--- Given records ---

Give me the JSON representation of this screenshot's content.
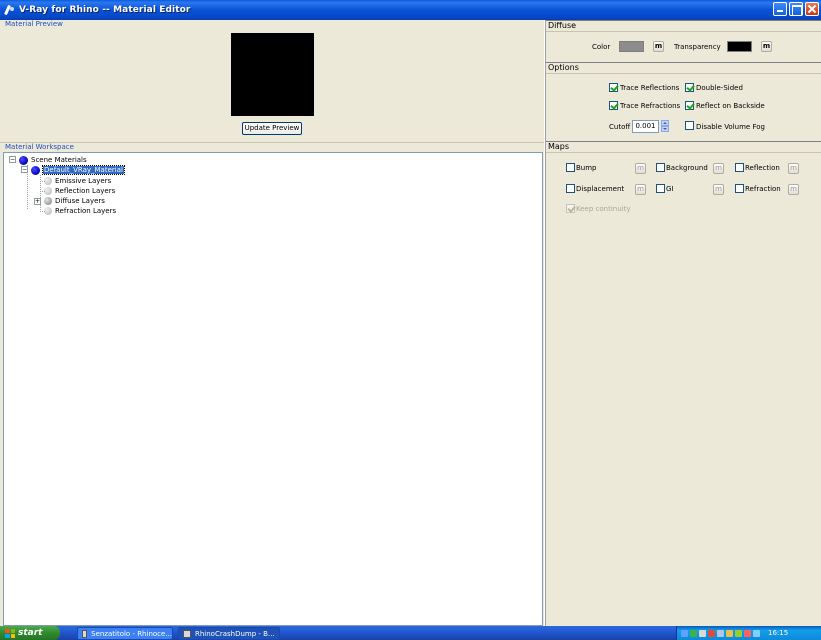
{
  "window": {
    "title": "V-Ray for Rhino -- Material Editor"
  },
  "preview": {
    "section_label": "Material Preview",
    "update_button": "Update Preview"
  },
  "workspace": {
    "section_label": "Material Workspace",
    "tree": {
      "root": "Scene Materials",
      "material": "Default_VRay_Material",
      "layers": [
        "Emissive Layers",
        "Reflection Layers",
        "Diffuse Layers",
        "Refraction Layers"
      ]
    }
  },
  "diffuse": {
    "header": "Diffuse",
    "color_label": "Color",
    "color_value": "#8c8c8c",
    "map_button": "m",
    "transparency_label": "Transparency",
    "transparency_value": "#000000"
  },
  "options": {
    "header": "Options",
    "trace_reflections": "Trace Reflections",
    "double_sided": "Double-Sided",
    "trace_refractions": "Trace Refractions",
    "reflect_on_backside": "Reflect on Backside",
    "cutoff_label": "Cutoff",
    "cutoff_value": "0.001",
    "disable_volume_fog": "Disable Volume Fog"
  },
  "maps": {
    "header": "Maps",
    "bump": "Bump",
    "background": "Background",
    "reflection": "Reflection",
    "displacement": "Displacement",
    "gi": "GI",
    "refraction": "Refraction",
    "keep_continuity": "Keep continuity",
    "map_button": "m"
  },
  "taskbar": {
    "start": "start",
    "tasks": [
      "Senzatitolo - Rhinoce...",
      "RhinoCrashDump - B..."
    ],
    "clock": "16:15"
  },
  "colors": {
    "title_bar": "#0953d6",
    "selection": "#316ac5",
    "section_label": "#1f4fbf",
    "checkmark": "#21a121"
  }
}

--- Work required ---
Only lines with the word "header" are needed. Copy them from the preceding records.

--- Result of this exercise ---
    "header": "Diffuse",
    "header": "Options",
    "header": "Maps",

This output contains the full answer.